Task to complete: Some lines below hold "your". Pick them out and copy them.

Exercise input:

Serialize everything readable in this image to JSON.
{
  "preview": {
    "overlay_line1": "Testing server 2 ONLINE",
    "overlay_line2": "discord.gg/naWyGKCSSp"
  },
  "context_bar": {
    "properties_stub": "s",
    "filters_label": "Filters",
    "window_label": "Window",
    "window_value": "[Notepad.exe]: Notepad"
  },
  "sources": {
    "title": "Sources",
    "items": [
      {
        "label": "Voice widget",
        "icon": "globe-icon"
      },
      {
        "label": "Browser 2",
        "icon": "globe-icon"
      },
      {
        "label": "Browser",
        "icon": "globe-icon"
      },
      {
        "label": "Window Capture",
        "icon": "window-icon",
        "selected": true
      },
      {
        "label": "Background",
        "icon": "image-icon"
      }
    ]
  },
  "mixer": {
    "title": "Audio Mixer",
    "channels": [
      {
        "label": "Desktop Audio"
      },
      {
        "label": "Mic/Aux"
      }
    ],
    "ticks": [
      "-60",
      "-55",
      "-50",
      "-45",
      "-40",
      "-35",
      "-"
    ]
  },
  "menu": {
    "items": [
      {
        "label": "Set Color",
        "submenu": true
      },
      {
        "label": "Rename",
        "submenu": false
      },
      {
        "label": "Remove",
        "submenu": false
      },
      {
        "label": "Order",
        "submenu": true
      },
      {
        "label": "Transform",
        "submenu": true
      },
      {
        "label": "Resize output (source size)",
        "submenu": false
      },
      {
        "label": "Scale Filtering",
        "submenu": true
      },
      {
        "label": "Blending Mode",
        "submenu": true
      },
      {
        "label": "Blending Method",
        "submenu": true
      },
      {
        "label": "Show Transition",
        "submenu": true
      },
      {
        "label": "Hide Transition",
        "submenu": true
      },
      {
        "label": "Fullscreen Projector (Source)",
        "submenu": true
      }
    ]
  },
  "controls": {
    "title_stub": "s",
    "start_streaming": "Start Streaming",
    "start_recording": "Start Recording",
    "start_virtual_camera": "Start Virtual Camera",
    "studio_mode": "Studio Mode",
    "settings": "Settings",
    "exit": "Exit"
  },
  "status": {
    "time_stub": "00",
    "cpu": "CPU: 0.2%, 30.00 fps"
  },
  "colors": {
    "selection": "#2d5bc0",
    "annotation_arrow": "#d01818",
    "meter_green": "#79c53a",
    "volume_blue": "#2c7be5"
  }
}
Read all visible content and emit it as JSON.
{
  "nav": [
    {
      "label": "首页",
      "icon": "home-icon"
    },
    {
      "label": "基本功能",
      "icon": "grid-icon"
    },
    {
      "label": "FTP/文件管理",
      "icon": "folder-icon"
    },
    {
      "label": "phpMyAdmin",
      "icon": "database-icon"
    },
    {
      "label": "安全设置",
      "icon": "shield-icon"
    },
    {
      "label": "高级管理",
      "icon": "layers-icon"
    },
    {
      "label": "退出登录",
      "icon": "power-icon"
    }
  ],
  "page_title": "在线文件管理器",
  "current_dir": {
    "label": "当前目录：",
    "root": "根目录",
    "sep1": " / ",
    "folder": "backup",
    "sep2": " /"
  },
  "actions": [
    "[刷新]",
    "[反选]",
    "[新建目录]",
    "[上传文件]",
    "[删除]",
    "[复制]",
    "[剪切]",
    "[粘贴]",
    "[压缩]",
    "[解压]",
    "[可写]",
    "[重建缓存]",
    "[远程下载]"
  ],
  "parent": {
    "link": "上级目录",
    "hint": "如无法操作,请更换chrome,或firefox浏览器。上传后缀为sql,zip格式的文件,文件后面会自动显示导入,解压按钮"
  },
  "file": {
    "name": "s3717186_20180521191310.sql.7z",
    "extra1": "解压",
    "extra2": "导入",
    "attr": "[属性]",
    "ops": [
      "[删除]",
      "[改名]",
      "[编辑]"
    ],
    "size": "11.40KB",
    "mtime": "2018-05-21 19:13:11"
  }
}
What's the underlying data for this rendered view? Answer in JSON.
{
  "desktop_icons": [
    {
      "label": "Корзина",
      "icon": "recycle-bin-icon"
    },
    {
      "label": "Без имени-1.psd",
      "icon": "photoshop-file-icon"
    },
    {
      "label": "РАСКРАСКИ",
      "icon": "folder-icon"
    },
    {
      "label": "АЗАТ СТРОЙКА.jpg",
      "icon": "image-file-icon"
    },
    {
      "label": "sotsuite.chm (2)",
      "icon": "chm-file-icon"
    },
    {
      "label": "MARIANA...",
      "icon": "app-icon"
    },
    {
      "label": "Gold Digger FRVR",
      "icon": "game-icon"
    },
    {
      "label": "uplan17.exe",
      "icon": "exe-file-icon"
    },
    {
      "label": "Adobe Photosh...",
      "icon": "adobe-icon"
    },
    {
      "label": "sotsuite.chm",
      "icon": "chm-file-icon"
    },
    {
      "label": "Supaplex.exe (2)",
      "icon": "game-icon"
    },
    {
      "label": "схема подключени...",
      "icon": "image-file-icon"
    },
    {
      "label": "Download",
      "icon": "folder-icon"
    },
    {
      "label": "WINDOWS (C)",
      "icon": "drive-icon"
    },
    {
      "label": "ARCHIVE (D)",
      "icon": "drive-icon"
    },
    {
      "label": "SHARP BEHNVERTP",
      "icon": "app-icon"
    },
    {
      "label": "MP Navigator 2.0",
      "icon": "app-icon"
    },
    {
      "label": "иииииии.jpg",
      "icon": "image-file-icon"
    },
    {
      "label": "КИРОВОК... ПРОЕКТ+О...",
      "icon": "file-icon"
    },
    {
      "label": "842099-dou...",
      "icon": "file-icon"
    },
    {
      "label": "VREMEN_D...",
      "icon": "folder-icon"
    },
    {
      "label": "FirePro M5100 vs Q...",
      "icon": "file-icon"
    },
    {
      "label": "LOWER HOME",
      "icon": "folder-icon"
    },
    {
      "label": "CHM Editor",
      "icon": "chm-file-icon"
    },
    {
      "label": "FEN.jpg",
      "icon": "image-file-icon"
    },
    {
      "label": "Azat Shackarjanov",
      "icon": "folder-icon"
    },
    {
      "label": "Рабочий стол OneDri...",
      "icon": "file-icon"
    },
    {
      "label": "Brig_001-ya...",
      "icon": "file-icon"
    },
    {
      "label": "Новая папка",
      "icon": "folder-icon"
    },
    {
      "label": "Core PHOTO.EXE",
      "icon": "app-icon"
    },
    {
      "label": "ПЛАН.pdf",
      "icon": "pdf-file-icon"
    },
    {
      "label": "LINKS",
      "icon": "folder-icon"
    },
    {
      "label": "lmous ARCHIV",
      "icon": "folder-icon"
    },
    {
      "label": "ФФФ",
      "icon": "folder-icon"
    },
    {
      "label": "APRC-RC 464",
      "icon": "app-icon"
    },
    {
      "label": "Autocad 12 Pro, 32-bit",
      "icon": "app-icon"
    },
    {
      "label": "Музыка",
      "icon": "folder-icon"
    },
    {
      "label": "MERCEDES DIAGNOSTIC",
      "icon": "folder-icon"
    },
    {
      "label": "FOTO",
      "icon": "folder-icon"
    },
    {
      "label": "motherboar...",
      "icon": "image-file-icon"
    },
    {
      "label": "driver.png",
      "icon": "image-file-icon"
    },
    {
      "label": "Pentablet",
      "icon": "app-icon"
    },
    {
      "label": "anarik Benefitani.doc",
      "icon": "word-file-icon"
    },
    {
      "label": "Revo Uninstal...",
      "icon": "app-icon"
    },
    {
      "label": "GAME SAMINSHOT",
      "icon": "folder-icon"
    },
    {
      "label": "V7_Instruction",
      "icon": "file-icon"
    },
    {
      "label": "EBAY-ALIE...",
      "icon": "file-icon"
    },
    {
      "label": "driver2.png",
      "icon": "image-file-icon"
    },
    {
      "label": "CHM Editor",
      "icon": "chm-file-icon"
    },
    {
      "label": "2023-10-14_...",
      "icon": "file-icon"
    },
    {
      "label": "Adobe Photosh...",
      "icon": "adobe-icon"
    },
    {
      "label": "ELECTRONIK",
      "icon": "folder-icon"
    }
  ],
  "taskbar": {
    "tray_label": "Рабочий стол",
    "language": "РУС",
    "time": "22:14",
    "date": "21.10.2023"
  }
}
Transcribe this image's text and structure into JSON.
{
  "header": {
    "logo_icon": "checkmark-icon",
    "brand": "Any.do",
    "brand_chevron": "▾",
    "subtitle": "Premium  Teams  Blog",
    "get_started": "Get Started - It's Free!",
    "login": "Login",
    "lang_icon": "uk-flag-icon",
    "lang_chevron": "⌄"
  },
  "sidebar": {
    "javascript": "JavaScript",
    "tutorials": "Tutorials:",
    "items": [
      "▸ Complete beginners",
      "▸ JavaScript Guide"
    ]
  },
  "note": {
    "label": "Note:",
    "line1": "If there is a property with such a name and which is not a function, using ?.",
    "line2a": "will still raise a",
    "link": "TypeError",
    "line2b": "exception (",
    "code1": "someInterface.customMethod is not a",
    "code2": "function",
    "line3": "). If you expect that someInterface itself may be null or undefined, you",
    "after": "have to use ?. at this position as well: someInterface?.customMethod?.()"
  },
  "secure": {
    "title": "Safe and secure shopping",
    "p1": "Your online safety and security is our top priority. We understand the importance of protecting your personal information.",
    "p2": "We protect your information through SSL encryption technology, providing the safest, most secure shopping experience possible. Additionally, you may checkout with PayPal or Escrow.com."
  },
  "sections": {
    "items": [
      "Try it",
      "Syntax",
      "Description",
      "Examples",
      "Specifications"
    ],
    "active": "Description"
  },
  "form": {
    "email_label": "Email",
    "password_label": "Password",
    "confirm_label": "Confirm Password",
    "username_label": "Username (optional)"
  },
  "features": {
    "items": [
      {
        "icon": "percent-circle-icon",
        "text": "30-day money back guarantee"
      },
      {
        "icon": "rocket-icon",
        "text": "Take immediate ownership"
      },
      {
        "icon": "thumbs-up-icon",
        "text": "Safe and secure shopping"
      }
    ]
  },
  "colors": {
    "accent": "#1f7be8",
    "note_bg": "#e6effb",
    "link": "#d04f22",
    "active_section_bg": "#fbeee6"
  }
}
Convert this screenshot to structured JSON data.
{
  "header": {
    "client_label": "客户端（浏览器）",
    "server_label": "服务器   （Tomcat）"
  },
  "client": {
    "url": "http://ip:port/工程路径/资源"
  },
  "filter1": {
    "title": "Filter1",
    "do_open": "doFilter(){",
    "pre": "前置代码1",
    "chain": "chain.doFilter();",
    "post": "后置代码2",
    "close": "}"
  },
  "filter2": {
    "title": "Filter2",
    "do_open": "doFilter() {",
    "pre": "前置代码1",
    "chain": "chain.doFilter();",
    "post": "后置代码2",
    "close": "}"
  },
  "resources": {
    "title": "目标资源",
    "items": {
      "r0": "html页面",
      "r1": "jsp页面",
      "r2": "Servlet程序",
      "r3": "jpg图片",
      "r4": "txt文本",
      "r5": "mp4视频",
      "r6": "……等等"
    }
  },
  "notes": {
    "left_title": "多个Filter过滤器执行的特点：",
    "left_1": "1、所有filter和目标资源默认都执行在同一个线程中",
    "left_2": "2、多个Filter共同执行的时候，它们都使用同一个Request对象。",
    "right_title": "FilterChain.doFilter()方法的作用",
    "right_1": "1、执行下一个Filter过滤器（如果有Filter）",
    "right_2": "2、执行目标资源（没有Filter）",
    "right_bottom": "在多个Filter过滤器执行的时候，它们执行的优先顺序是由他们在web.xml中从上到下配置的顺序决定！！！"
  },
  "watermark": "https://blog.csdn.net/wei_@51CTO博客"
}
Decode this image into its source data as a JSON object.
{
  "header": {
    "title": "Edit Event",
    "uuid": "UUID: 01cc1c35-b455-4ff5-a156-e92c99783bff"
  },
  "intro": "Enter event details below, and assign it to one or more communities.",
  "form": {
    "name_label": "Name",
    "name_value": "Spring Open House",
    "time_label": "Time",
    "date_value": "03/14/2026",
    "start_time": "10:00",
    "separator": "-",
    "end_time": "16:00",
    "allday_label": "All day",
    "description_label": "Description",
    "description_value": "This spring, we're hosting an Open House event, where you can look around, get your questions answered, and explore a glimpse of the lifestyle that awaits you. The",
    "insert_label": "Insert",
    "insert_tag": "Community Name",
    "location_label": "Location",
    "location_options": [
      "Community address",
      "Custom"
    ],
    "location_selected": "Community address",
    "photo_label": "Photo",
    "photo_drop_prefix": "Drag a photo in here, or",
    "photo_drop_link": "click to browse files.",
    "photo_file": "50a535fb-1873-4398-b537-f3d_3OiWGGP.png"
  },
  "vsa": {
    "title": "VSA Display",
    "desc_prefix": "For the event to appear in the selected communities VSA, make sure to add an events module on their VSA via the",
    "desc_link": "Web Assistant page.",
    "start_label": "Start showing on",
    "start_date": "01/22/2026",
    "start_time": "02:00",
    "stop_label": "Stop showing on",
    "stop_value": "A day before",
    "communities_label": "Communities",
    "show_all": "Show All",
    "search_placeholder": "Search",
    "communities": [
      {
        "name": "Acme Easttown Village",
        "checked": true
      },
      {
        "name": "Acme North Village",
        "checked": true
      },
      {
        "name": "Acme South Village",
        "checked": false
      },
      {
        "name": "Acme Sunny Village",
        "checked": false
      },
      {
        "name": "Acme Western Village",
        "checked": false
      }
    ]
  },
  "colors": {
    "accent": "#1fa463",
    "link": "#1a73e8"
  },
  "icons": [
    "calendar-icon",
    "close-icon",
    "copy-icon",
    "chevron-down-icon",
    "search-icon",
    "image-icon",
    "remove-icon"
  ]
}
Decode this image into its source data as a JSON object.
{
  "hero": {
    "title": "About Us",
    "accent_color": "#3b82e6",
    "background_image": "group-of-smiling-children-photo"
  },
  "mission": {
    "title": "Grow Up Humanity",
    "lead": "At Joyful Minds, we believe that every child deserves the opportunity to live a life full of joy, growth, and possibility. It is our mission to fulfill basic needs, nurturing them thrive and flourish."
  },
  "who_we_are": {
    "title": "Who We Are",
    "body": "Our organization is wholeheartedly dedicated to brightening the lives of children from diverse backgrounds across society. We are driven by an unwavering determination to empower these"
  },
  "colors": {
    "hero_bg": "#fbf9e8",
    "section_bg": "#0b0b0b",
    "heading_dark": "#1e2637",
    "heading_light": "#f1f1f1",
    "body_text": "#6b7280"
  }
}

Completed exercise:
    "p1": "Your online safety and security is our top priority. We understand the importance of protecting your personal information.",
    "p2": "We protect your information through SSL encryption technology, providing the safest, most secure shopping experience possible. Additionally, you may checkout with PayPal or Escrow.com."
    "description_value": "This spring, we're hosting an Open House event, where you can look around, get your questions answered, and explore a glimpse of the lifestyle that awaits you. The",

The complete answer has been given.